LSU AgCenter Horticulturist
(12/11/20) If you struggle to keep your holiday plants and live decorations looking great, you’re not alone. Here are some pointers to keep them looking beautiful for the remainder of the holiday season.
Poinsettias and Thanksgiving and Christmas cactuses are the most colorful plants we will bring indoors this season.
Poinsettias provide that traditional red and green color to the home. Although poinsettias come in a wide variety of colors these days from hot pink to orange to white, the go-to holiday favorite of red still remains.
Thanksgiving and Christmas cactuses also come in a range of colors, including fuchsia, red, white and orange. Both plants are short-day plants, meaning they come into bloom as the day length shortens. Chrysanthemums are also short-day plants, hence their use in the fall. As the days shorten in fall into wintertime, all of these plants go into their flowering stage.
A fun fact about poinsettias: The modified leaves called bracts are what provide all the spectacular color on the plant. The flowers are very inconspicuous and can be found clustered at the center of the bracts.
Both poinsettias and holiday cactuses are native to Central and South America, so that means they both need to be kept indoors or in protected areas during cold weather because they are not cold hardy.
How do you keep those plants looking fresh for the holidays? First, be sure they are well drained. If a plant comes with a sleeve around the pot, be sure to remove it when watering or poke holes in the bottom of the sleeve to allow for drainage.
Overwatering is the No. 1 killer of indoor plants because it leads to fungal diseases, root rot and fungus gnats. Wait until the soil dries out in between watering times. Indoor plants do well with once-a-week watering, depending on the amount of light they are getting.
Light is also very important for the longevity of these plants.
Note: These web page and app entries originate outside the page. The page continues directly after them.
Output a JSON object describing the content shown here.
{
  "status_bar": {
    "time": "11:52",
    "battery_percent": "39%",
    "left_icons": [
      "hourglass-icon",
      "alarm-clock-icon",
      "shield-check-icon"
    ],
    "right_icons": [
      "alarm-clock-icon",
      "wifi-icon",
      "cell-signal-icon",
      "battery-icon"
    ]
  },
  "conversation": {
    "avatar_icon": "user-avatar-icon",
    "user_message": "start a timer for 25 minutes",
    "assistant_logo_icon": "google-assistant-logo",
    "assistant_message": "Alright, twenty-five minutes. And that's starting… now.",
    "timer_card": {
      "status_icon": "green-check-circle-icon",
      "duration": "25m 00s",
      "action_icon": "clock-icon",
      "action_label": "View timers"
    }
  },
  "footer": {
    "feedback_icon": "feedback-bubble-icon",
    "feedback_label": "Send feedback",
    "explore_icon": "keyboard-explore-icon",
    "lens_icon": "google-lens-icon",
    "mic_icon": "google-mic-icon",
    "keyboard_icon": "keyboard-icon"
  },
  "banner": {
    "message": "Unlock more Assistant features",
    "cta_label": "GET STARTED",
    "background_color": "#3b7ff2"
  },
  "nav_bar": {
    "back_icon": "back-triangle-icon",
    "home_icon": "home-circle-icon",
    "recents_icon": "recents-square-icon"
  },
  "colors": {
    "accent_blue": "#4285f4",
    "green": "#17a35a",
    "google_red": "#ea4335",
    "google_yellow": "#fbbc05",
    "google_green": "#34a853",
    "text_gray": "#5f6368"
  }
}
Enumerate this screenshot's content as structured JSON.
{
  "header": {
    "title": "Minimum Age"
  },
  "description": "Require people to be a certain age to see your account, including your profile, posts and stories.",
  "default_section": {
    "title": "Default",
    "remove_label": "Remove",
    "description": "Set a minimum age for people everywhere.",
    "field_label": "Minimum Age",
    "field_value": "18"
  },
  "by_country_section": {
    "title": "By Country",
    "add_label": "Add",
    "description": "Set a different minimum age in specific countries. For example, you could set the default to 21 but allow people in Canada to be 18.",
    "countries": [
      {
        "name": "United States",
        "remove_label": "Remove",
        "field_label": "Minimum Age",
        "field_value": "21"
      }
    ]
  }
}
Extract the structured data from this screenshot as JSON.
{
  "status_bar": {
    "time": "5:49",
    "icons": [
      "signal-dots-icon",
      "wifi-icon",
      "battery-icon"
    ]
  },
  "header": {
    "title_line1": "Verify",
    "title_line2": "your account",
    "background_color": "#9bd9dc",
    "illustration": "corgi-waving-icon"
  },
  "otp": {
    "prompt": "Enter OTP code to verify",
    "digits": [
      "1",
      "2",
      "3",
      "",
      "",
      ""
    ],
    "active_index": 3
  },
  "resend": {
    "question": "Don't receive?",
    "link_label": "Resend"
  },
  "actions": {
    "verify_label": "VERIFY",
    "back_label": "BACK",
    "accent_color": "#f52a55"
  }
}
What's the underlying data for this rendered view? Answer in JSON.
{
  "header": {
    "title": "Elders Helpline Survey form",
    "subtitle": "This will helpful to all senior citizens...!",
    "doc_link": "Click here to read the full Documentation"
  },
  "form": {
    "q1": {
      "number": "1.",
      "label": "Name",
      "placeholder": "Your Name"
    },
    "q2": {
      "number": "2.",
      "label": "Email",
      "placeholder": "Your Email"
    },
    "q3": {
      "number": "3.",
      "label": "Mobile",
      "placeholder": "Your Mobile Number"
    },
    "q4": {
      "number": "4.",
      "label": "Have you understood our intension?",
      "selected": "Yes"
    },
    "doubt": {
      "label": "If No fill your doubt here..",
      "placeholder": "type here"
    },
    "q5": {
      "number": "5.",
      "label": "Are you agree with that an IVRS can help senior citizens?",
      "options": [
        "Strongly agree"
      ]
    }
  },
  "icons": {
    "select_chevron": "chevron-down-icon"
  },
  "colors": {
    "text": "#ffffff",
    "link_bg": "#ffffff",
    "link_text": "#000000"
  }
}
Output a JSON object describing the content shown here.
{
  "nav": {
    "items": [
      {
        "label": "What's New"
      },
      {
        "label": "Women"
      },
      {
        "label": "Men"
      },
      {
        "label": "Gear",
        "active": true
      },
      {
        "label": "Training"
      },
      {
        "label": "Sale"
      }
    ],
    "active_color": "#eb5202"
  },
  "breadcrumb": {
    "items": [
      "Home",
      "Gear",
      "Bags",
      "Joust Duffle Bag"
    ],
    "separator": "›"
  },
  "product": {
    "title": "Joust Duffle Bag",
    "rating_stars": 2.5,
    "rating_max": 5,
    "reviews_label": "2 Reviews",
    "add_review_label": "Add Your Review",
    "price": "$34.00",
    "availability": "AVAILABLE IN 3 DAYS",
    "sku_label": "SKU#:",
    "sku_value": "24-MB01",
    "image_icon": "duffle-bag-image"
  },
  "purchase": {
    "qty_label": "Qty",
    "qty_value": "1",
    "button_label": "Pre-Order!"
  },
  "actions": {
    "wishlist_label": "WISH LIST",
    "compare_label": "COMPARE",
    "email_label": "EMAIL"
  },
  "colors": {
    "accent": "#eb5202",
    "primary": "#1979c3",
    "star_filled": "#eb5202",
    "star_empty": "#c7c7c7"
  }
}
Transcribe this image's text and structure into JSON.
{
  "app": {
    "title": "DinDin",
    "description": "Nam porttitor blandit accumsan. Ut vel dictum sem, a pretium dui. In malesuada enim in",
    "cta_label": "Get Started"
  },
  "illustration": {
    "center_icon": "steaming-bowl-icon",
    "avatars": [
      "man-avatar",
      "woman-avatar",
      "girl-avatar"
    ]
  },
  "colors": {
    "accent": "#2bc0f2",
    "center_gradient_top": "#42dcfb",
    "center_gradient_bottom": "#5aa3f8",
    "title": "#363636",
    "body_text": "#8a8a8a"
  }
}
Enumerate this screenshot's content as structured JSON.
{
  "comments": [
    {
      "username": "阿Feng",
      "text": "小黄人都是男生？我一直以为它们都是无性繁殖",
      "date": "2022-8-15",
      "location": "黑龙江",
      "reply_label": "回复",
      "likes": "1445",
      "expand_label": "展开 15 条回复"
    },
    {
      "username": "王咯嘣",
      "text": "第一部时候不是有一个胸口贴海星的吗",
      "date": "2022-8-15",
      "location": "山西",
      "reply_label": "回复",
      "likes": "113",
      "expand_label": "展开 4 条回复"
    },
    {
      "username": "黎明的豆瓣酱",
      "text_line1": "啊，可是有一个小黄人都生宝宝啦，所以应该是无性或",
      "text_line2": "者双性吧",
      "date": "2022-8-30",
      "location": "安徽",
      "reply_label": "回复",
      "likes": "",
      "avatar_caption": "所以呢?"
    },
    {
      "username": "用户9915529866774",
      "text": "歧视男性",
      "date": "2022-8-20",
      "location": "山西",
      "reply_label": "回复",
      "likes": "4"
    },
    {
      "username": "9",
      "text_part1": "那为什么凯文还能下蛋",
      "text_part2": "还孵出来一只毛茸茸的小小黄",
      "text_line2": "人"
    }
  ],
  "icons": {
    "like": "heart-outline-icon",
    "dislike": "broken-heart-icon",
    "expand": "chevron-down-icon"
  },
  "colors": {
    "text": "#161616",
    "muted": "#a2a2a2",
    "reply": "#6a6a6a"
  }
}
Be sure plants are located in a bright light location or in windows. If you are using the plants in an area to make an attractive display, be sure to move them to higher-light locations throughout the week to ensure adequate sunshine.
Place plants away from drafts or heat sources such as fireplaces and central heat air ducts. Humidity is greatly reduced indoors in the winter with the use of heaters that can dry plants out. Remember, these plants are native to tropical, high-humidity areas, so they will not do well in areas of dry heat.
Christmas cactus is notorious for dropping buds when stressed. Limiting the amount of times you move the plant along with adequate watering and light will help keep them looking great for the remainder of the season. Once they have done their job indoors, these plants can be moved out onto patios and out of direct sun in protected areas. But they should be brought in during cold weather. This plant is extremely simple to propagate and share. Simply break off one of the segmented leaf pieces and place in water to encourage new root growth, or stick it into moist potting soils and share it with friends and family.
Proper live Christmas tree and garland care includes sufficient watering. Live garlands should be misted or sprayed with water several times a week to keep it looking green and healthy.
The majority of our live-cut Christmas trees come long distances from farms across the United States. They become dehydrated if kept out of water for too long. When selecting a tree, be sure to shake the tree or branches and check for excessive needle drop. Bend the tips of some of the branches to see how pliable they are. If a branch bounces back quickly, it is healthy. If it snaps, you’ve got a dead tree on your hands. Yes, these cut trees will ultimately die, but there are varying degrees of life and death in trees.
Additionally, check the trunk of the tree. Look for fresh sap and a sticky feeling. This is an indicator of a healthier tree. If you want your Christmas tree to last as long as possible, be sure you regularly replace water in your tree stand. When you pick out your living tree, have the folks at the nursery remove 1/2 inch off the bottom of the trunk and place the tree in water as quickly as possible when you get it home. Moreover, recycle your tree. Most cities offer a curbside pickup of trees the first two weeks of January. Trees are used to stop coastal erosion or are made into mulch or compost and used throughout the state. Keep that tree going.
Finally, some coniferous plants are sold as living plants and resemble tiny Christmas trees. Some examples are stone pines, various junipers and Norfolk Island pines. These can be kept indoors during the holidays but really require a great deal more sunlight than other traditional houseplants. Norfolk Island pine is susceptible to freezing temperatures and should be protected during the winter. It can be kept indoors year-round in high-light locations.
Christmas cactuses and red poinsettias are a traditional favorite for holiday decorating. Photo by Heather Kirk-Ballard/LSU AgCenter
Christmas and Thanksgiving cactuses provide beautiful color for the holiday season. Photo by Heather Kirk-Ballard/LSU AgCenter
The gorgeous red color on poinsettias comes from modified leaves called bracts. The flowers in a tiny cluster of the center of the bract are inconspicuous. Photo by Heather Kirk-Ballard/LSU AgCenter